BuzzFeed’s Tasty is the master of how-to videos, often producing viral content. “How to Cook Perfect Pasta” is a good example of a how-to video that explains a mundane subject matter step-by-step in a capturing way. Tasty uses hyperlapse to speed up the demonstration, so that viewers receive the information as quick as possible. People’s attention spans are getting shorter, therefore videos up to 2 minutes long get the most engagement. Keep it short and sweet!
3. Deliver in the First 10 Seconds
10 seconds. That’s how long you have to grab the viewer’s attention, before they move on to the next best thing online. Research shows that you’ll lose ⅓ of your viewers by 30 seconds, and 60% of them by 2 minutes. So, you have a very short window to get the point across and convince viewers that your video is worth watching. Similar to blog posts or presentations, start your video with a hook to grab their attention. Then, immediately convey why viewers should keep watching. A great example is “SIRIS Pancakes”, a video that immediately piques the viewer’s interest.
4. Don’t Be Discouraged
You probably come across hundreds of videos a day, some of them extremely well scripted and expensively produced. Even though we would all love to make ultra-professional videos, many small to medium sized businesses do not have the budget or manpower for this. But don’t be discouraged! You don’t need expensive video equipment to make good videos. Video quality is actually not the most important thing when it comes to video marketing. 37% of viewers are put off by a video that doesn’t explain the product or service clearly enough (versus 25% of people discouraged by a video’s low quality). Content is the most important qualifier in successful video marketing.
So, don’t get bogged down by the fact that you don’t have a professional video studio. Smartphones are capable of taking amazing videos now. If you’re budget is limited, you can start small by purchasing semi-professional lighting and backgrounds on Amazon – that’s how we did it at Bizness Apps. You can also turn to animated videos, which have proven to be very effective. For instance, “Dumb Ways to Die”, a simple animation video, has gathered over 68 million views in its mission to educate people about rail safety. Now that’s a bang for your buck!
5. Don’t be boring
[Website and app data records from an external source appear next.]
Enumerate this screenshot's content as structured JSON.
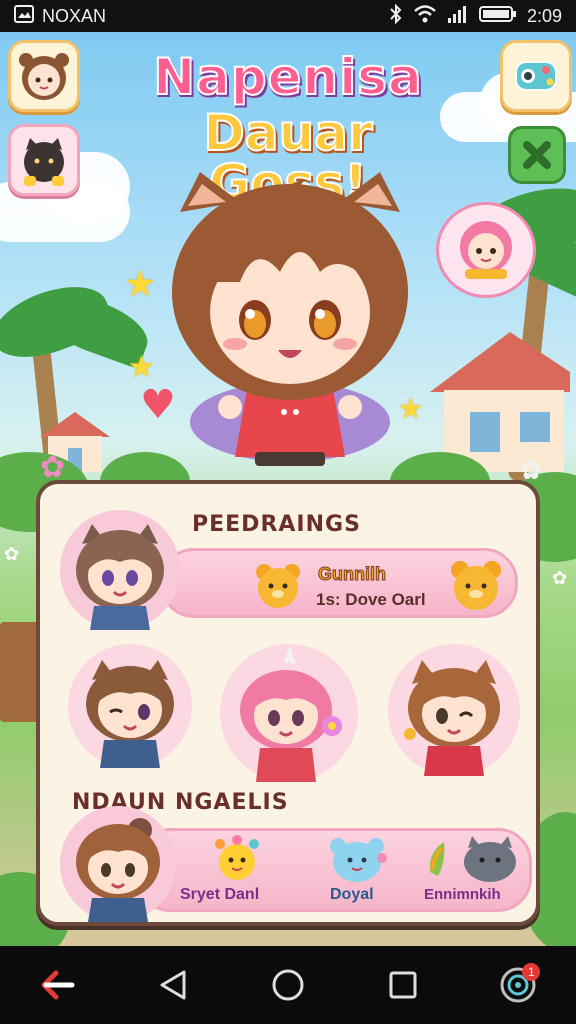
{
  "status_bar": {
    "carrier": "NOXAN",
    "time": "2:09",
    "icons": [
      "screenshot-icon",
      "bluetooth-icon",
      "wifi-icon",
      "signal-icon",
      "battery-icon"
    ]
  },
  "title": {
    "line1": "Napenisa",
    "line2": "Dauar Goss!"
  },
  "sections": {
    "first": {
      "title": "PEEDRAINGS",
      "pill_name": "Gunnilh",
      "pill_sub": "1s: Dove Oarl"
    },
    "second": {
      "title": "NDAUN NGAELIS",
      "pets": [
        "Sryet Danl",
        "Doyal",
        "Ennimnkih"
      ]
    }
  },
  "nav": {
    "badge_count": "1"
  },
  "colors": {
    "accent_pink": "#f6b5c9",
    "panel_border": "#6b4a3b",
    "panel_bg": "#fbf3e3",
    "title_pink": "#ff5e91",
    "title_yellow": "#ffc83d"
  }
}
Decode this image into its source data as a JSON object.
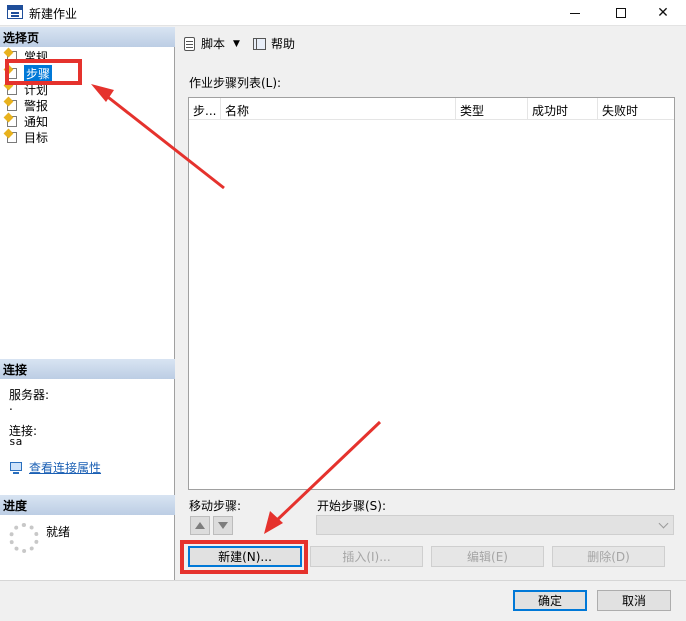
{
  "window": {
    "title": "新建作业"
  },
  "sidebar": {
    "select_page_header": "选择页",
    "items": [
      {
        "label": "常规"
      },
      {
        "label": "步骤"
      },
      {
        "label": "计划"
      },
      {
        "label": "警报"
      },
      {
        "label": "通知"
      },
      {
        "label": "目标"
      }
    ],
    "selected_index": 1,
    "connection": {
      "header": "连接",
      "server_label": "服务器:",
      "server_value": ".",
      "connection_label": "连接:",
      "connection_value": "sa",
      "view_properties_link": "查看连接属性"
    },
    "progress": {
      "header": "进度",
      "status": "就绪"
    }
  },
  "toolbar": {
    "script_label": "脚本",
    "help_label": "帮助"
  },
  "steps": {
    "list_label": "作业步骤列表(L):",
    "columns": [
      "步...",
      "名称",
      "类型",
      "成功时",
      "失败时"
    ],
    "rows": [],
    "move_step_label": "移动步骤:",
    "start_step_label": "开始步骤(S):",
    "start_step_value": "",
    "buttons": {
      "new": "新建(N)...",
      "insert": "插入(I)...",
      "edit": "编辑(E)",
      "delete": "删除(D)"
    }
  },
  "footer": {
    "ok": "确定",
    "cancel": "取消"
  },
  "colors": {
    "annotation": "#e5322d",
    "selection": "#0078d7",
    "header_gradient_top": "#d8e4f2",
    "header_gradient_bottom": "#bccde4"
  }
}
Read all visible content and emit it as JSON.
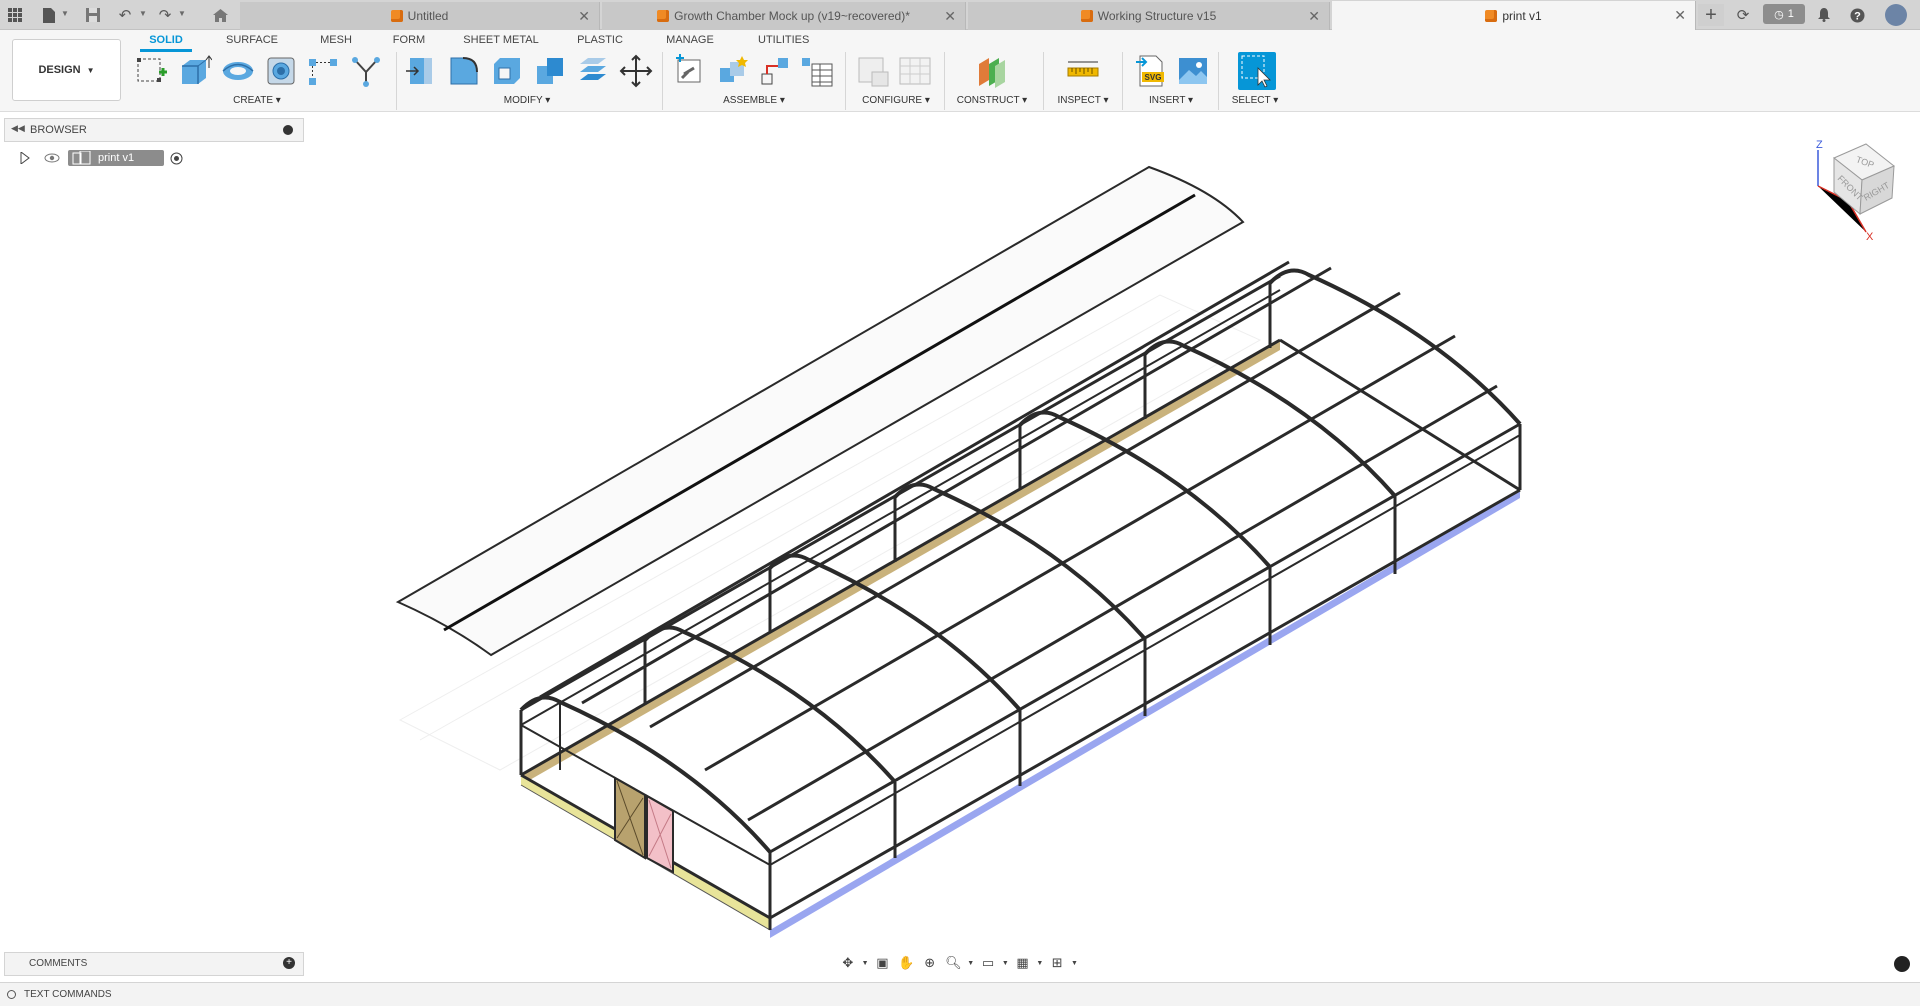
{
  "tabs": [
    {
      "label": "Untitled",
      "active": false
    },
    {
      "label": "Growth Chamber Mock up (v19~recovered)*",
      "active": false
    },
    {
      "label": "Working Structure v15",
      "active": false
    },
    {
      "label": "print v1",
      "active": true
    }
  ],
  "job_status_count": "1",
  "workspace": {
    "label": "DESIGN"
  },
  "ribbon_tabs": [
    "SOLID",
    "SURFACE",
    "MESH",
    "FORM",
    "SHEET METAL",
    "PLASTIC",
    "MANAGE",
    "UTILITIES"
  ],
  "ribbon_groups": {
    "create": "CREATE",
    "modify": "MODIFY",
    "assemble": "ASSEMBLE",
    "configure": "CONFIGURE",
    "construct": "CONSTRUCT",
    "inspect": "INSPECT",
    "insert": "INSERT",
    "select": "SELECT"
  },
  "browser": {
    "title": "BROWSER",
    "root_item": "print v1"
  },
  "viewcube": {
    "top": "TOP",
    "front": "FRONT",
    "right": "RIGHT",
    "axis_z": "Z",
    "axis_x": "X"
  },
  "comments": {
    "label": "COMMENTS"
  },
  "text_commands": {
    "label": "TEXT COMMANDS"
  },
  "colors": {
    "accent": "#0696d7",
    "tab_icon": "#f08a24",
    "frame": "#2a2a2a",
    "base_wood": "#c9b27c",
    "base_blue": "#9aa6f0"
  }
}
A boring video can do more harm than good. Make your viewers laugh, teach them something new or transport them into another world. The most popular form of online video content is comedy, as you might have guessed, closely followed by news and music. What’s in it for you? Humor is proven to elevate mood and people associate this good mood with the product shown.
Chatbooks took all of this to heart in their “Stop Wasting Hours Making Photo Books” video. As you may notice, this video tops at 3:50min, which goes against the engagement statistics. But with its perfect combination of wit, charm, product description and honesty, people didn’t mind its lengthier format. With 10 million views, this video proves that it pays off to be original.
Even if you are in a “boring” business, videos can still be a great way to attract and close customers. The most dull subjects can become highly engaging with video. We all know “Jake from State Farm”, putting a boring insurance company in an entertaining light.
Video is here to stay! If you want to beat the competition and stand out in the crowd, video marketing might be your holy grail. What are some of the best video marketing campaigns you have recently seen? Share it in the comments.